New era of personalised medicine

Chairman of the Australian Cancer Research Foundation Tom Dery said findings from the recently opened $3.1 ACRF Drug Discovery Centre would lead to a new era of personalised medicine.

“Personalised medicine is the future of cancer therapy,” Mr Dery said.

“The days of the one-size-fits-all approach to medicine will soon be over, thanks to the work of researchers at facilities such as the ACRF Drug Discovery Centre.

“Targeted drug treatments can ensure fewer long term side effects and better results, and that’s the kind of outcome that motivates the people who so kindly donate to the Australian Cancer Research Foundation,” he said.New centre

The ACRF Drug Discovery Centre is a vital part of the Children’s Cancer Institute Australia, which operates from the Lowy Cancer Research Centre on the campus of the University of NSW.

It houses new robotic technology that enables one year’s medical research to be completed in just days.

This drug screening technology is the only one of its kind in Australia devoted to childhood cancers.

Cancer kills on average, three Australian children a week.

The Centre’s technology allows thousands of small molecule drugs to be rapidly screened to identify which ones have the potential to be developed into safer, more effective therapies that hit only on aggressive cancer cells, while sparing normal healthy tissue.

Very young children treated with current treatment protocols have a high risk of long term side effects including learning disorders and hearing impairment and potentially future cancers.

Fast tracking

“The ACRF Drug Discovery Centre offers a huge advance in fast tracking critical research to find a cure for kids’ cancer,” said the director of the Drug Discovery Centre, Murray Norris.

“It took CCIA five years to manually search through thousands of potential drug candidates to find one of CCIA’s most promising drugs in development for childhood cancer. With this drug screening robot we could potentially discover effective drug candidates within days,” Professor Norris said.

“Our work involves identifying genes that are abnormally switched on in a child’s tumour and then finding a potential drug that can switch off or change the behaviour of that gene.

“For example, we have identified a gene that is switched on in children’s cancers that responds badly or is resistant to chemotherapy. Once this gene is switched off those whose cancers have been resistant to traditional cancer therapies can now respond better to treatment.

“This new screening technology can save years of research and boosts better outcomes for children with cancer,” he said.

Vital support

Executive director of the Children’s Cancer Institute Australia Michelle Haber said, “CCIA is committed to translating drug discoveries at the bench into real outcomes for children at the bedside, improving the quality of care as well as access to new technology.

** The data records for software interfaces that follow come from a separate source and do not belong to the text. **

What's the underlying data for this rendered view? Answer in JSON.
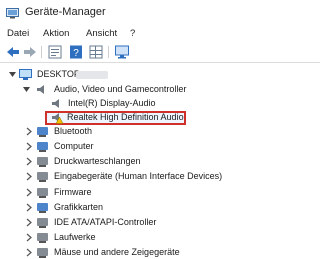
{
  "window": {
    "title": "Geräte-Manager",
    "icon": "device-manager-icon"
  },
  "menu": [
    "Datei",
    "Aktion",
    "Ansicht",
    "?"
  ],
  "toolbar": [
    "back-arrow-icon",
    "forward-arrow-icon",
    "properties-icon",
    "help-icon",
    "grid-icon",
    "monitor-icon"
  ],
  "tree": {
    "root": "DESKTOP-",
    "audio_category": "Audio, Video und Gamecontroller",
    "audio_children": [
      "Intel(R) Display-Audio",
      "Realtek High Definition Audio"
    ],
    "categories": [
      "Bluetooth",
      "Computer",
      "Druckwarteschlangen",
      "Eingabegeräte (Human Interface Devices)",
      "Firmware",
      "Grafikkarten",
      "IDE ATA/ATAPI-Controller",
      "Laufwerke",
      "Mäuse und andere Zeigegeräte"
    ]
  },
  "colors": {
    "highlight_border": "#d0302a",
    "icon_blue": "#2f6fc0"
  }
}
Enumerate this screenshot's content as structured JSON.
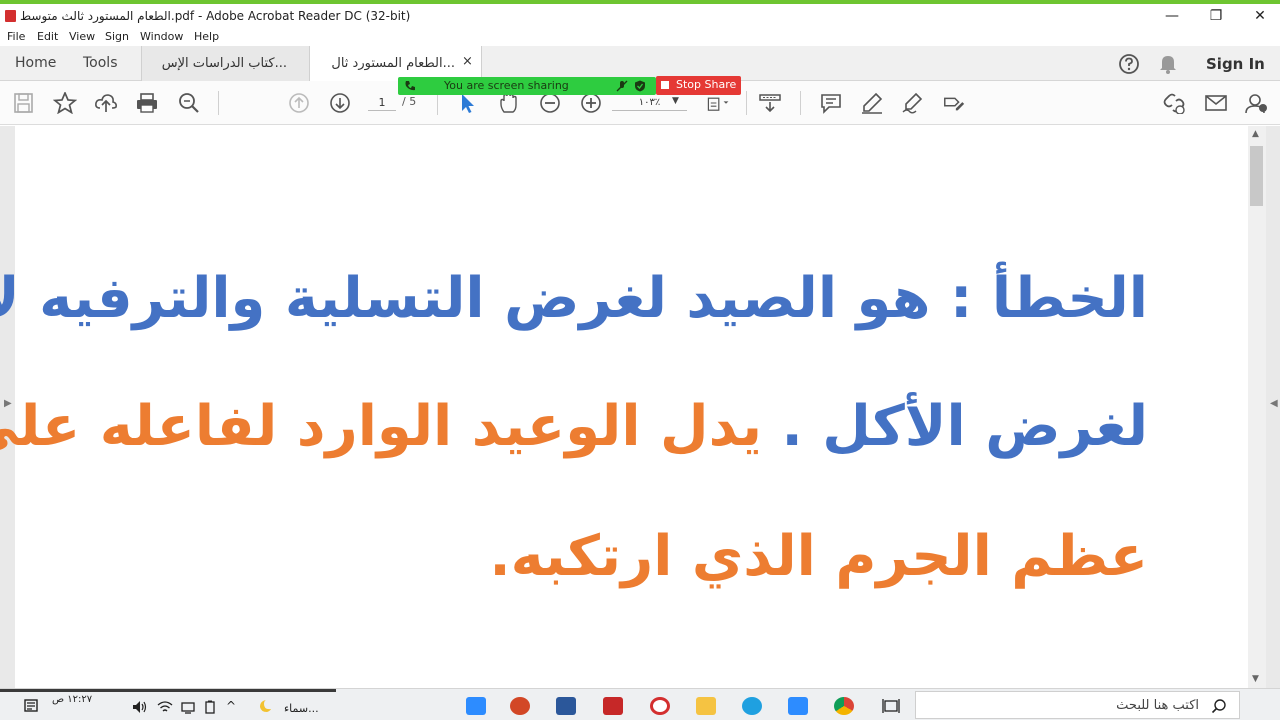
{
  "window": {
    "title": "الطعام المستورد ثالث متوسط.pdf - Adobe Acrobat Reader DC (32-bit)",
    "minimize_glyph": "—",
    "restore_glyph": "❐",
    "close_glyph": "✕"
  },
  "menu": {
    "items": [
      "File",
      "Edit",
      "View",
      "Sign",
      "Window",
      "Help"
    ]
  },
  "tabs": {
    "home": "Home",
    "tools": "Tools",
    "doc_tabs": [
      {
        "label": "كتاب الدراسات الإس..."
      },
      {
        "label": "الطعام المستورد ثال...",
        "close": "×"
      }
    ],
    "sign_in": "Sign In"
  },
  "toolbar": {
    "page_current": "1",
    "page_total": "/ 5",
    "zoom": "١٠٣٪",
    "zoom_caret": "▼"
  },
  "screen_share": {
    "banner_text": "You are screen sharing",
    "stop_label": "Stop Share"
  },
  "document": {
    "lines": [
      {
        "text": "الخطأ : هو الصيد لغرض التسلية والترفيه لا",
        "color": "blue"
      },
      {
        "text_blue": "لغرض الأكل .",
        "text_orange": " يدل الوعيد الوارد لفاعله على"
      },
      {
        "text": "عظم الجرم الذي ارتكبه.",
        "color": "orange"
      }
    ]
  },
  "taskbar": {
    "search_placeholder": "اكتب هنا للبحث",
    "clock_time": "١٢:٢٧ ص",
    "tray_label": "سماء..."
  },
  "colors": {
    "blue_text": "#4472c4",
    "orange_text": "#ed7d31",
    "share_green": "#2ecc40",
    "stop_red": "#e53935"
  },
  "icons": [
    "save-icon",
    "star-icon",
    "upload-icon",
    "print-icon",
    "search-zoom-icon",
    "page-up-icon",
    "page-down-icon",
    "select-cursor-icon",
    "hand-icon",
    "zoom-out-icon",
    "zoom-in-icon",
    "fit-page-icon",
    "scroll-mode-icon",
    "comment-icon",
    "highlight-icon",
    "sign-icon",
    "edit-icon",
    "share-link-icon",
    "mail-icon",
    "account-icon",
    "help-icon",
    "bell-icon"
  ]
}
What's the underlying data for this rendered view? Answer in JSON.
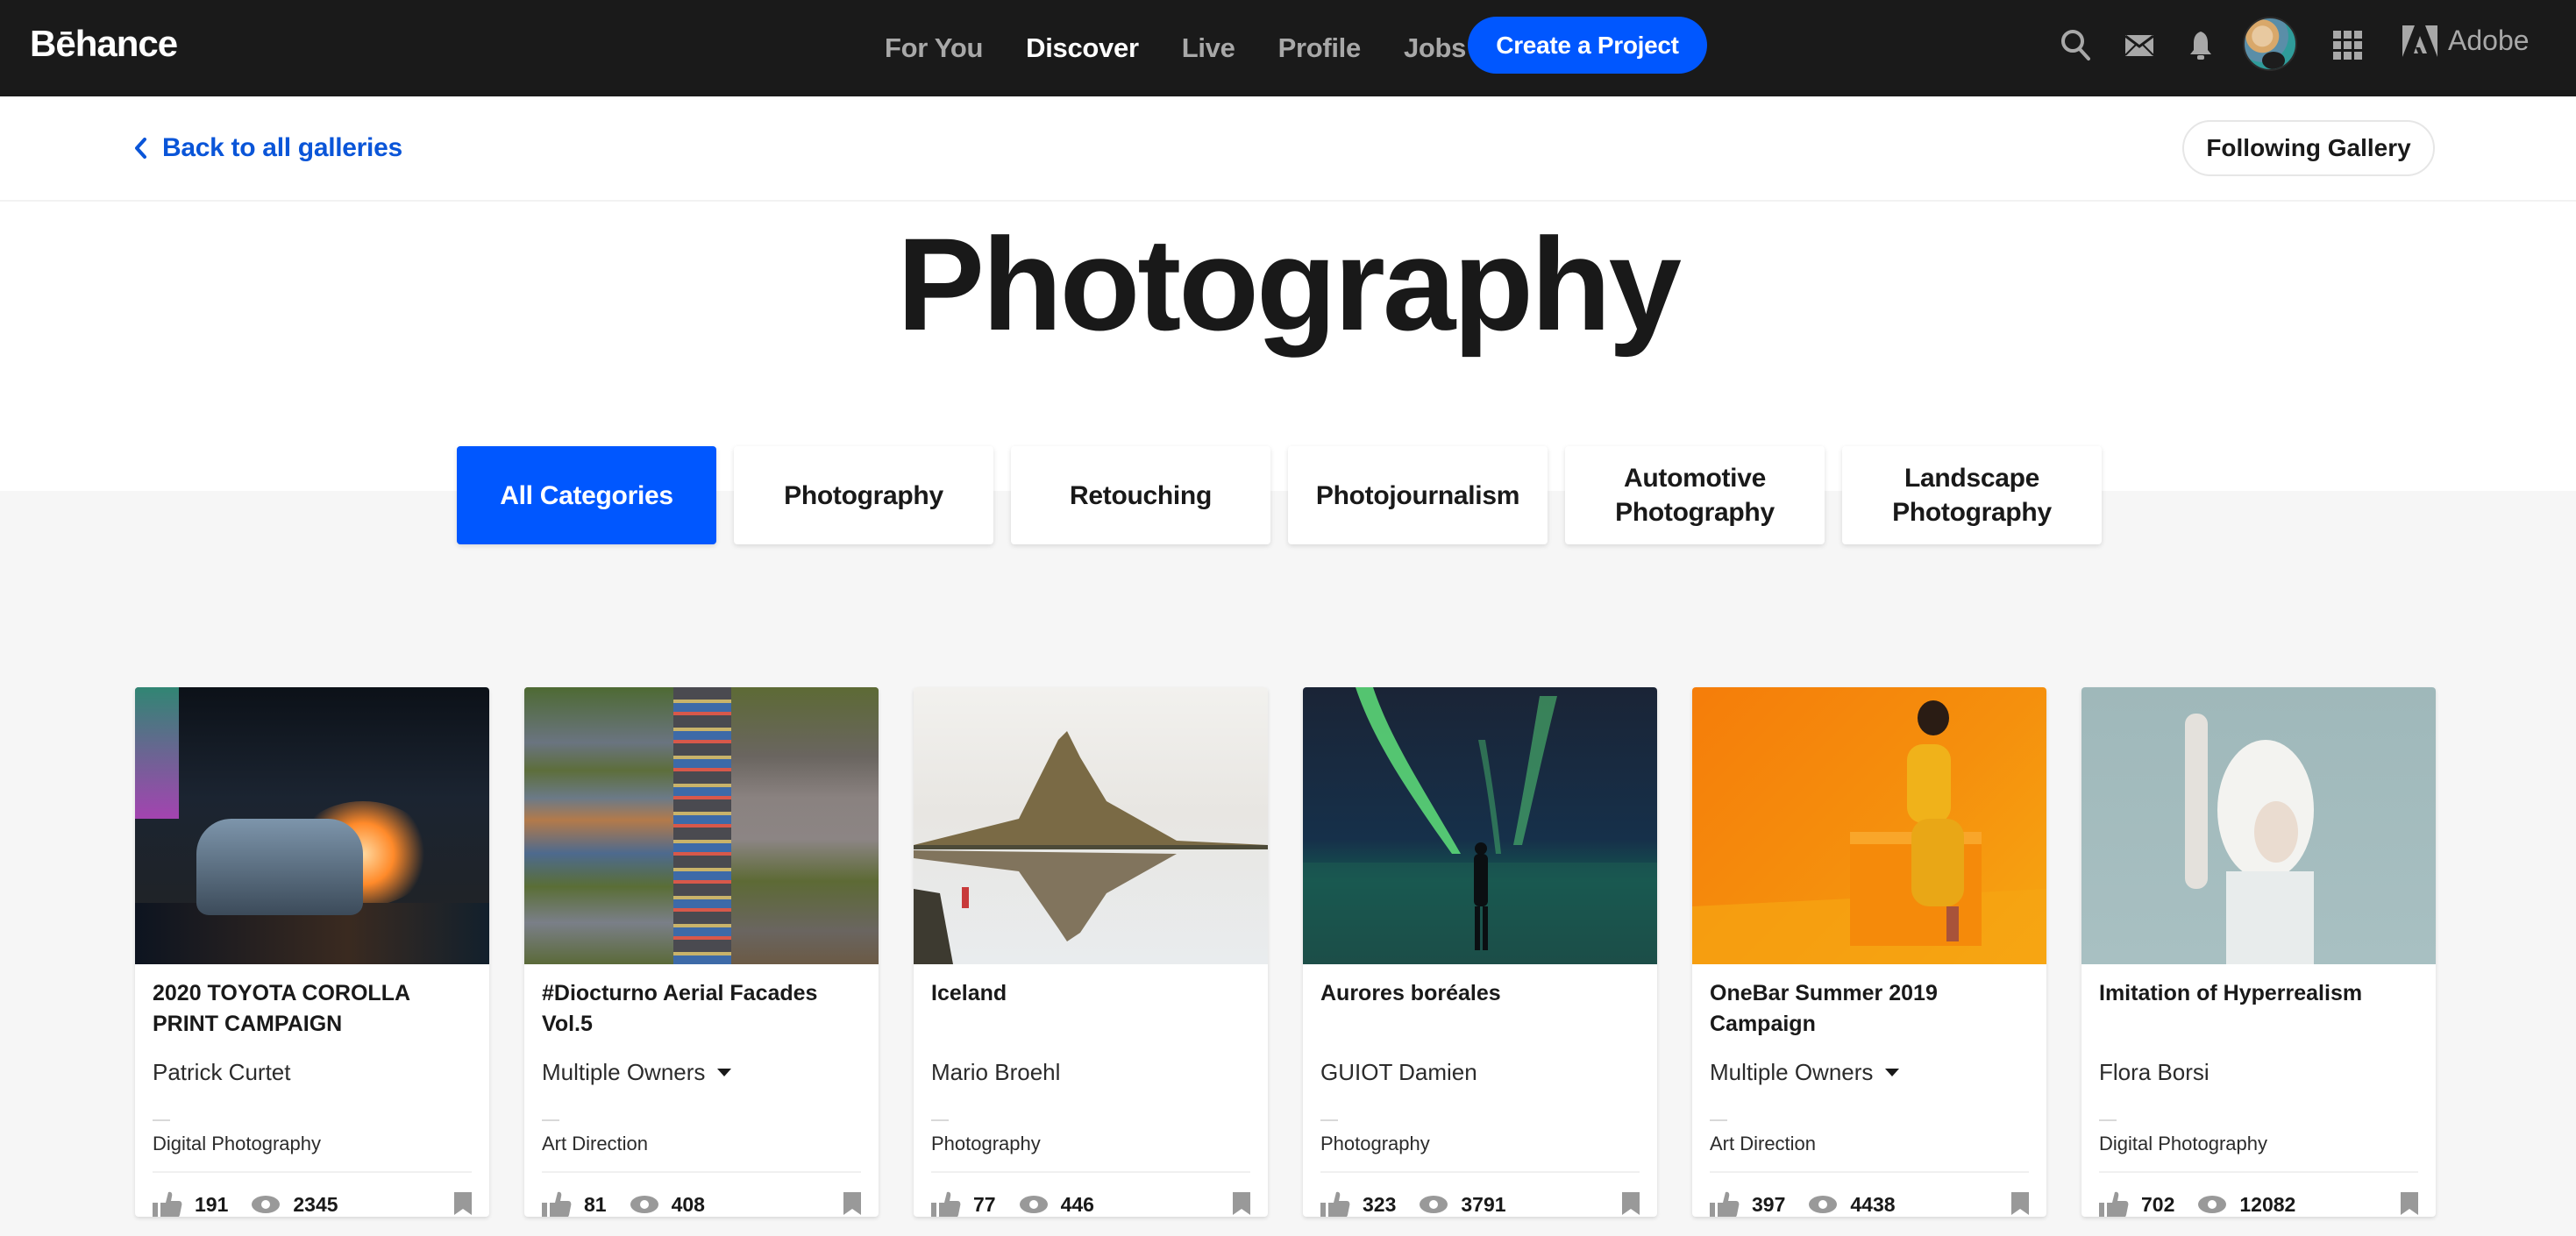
{
  "header": {
    "logo": "Bēhance",
    "nav": [
      {
        "label": "For You",
        "active": false
      },
      {
        "label": "Discover",
        "active": true
      },
      {
        "label": "Live",
        "active": false
      },
      {
        "label": "Profile",
        "active": false
      },
      {
        "label": "Jobs",
        "active": false
      }
    ],
    "create_button": "Create a Project",
    "icons": [
      "search-icon",
      "mail-icon",
      "bell-icon",
      "avatar",
      "apps-grid-icon",
      "adobe-logo-icon"
    ],
    "adobe_label": "Adobe",
    "accent_color": "#0057ff"
  },
  "subheader": {
    "back_link": "Back to all galleries",
    "following_button": "Following Gallery"
  },
  "page": {
    "title": "Photography"
  },
  "category_tabs": [
    {
      "label": "All Categories",
      "active": true
    },
    {
      "label": "Photography",
      "active": false
    },
    {
      "label": "Retouching",
      "active": false
    },
    {
      "label": "Photojournalism",
      "active": false
    },
    {
      "label": "Automotive Photography",
      "active": false
    },
    {
      "label": "Landscape Photography",
      "active": false
    }
  ],
  "projects": [
    {
      "title": "2020 TOYOTA COROLLA PRINT CAMPAIGN",
      "owner": "Patrick Curtet",
      "multiple_owners": false,
      "field": "Digital Photography",
      "appreciations": "191",
      "views": "2345",
      "image": "night city car"
    },
    {
      "title": "#Diocturno Aerial Facades Vol.5",
      "owner": "Multiple Owners",
      "multiple_owners": true,
      "field": "Art Direction",
      "appreciations": "81",
      "views": "408",
      "image": "aerial highway"
    },
    {
      "title": "Iceland",
      "owner": "Mario Broehl",
      "multiple_owners": false,
      "field": "Photography",
      "appreciations": "77",
      "views": "446",
      "image": "mountain reflection"
    },
    {
      "title": "Aurores boréales",
      "owner": "GUIOT Damien",
      "multiple_owners": false,
      "field": "Photography",
      "appreciations": "323",
      "views": "3791",
      "image": "northern lights"
    },
    {
      "title": "OneBar Summer 2019 Campaign",
      "owner": "Multiple Owners",
      "multiple_owners": true,
      "field": "Art Direction",
      "appreciations": "397",
      "views": "4438",
      "image": "orange studio portrait"
    },
    {
      "title": "Imitation of Hyperrealism",
      "owner": "Flora Borsi",
      "multiple_owners": false,
      "field": "Digital Photography",
      "appreciations": "702",
      "views": "12082",
      "image": "foam portrait"
    }
  ]
}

“These things would not be possible without the support of organisations such as the Australian Cancer Research Foundation,” Professor Haber said.

Click Here for ACRF Drug Discovery Centre for Childhood Cancer Media Release.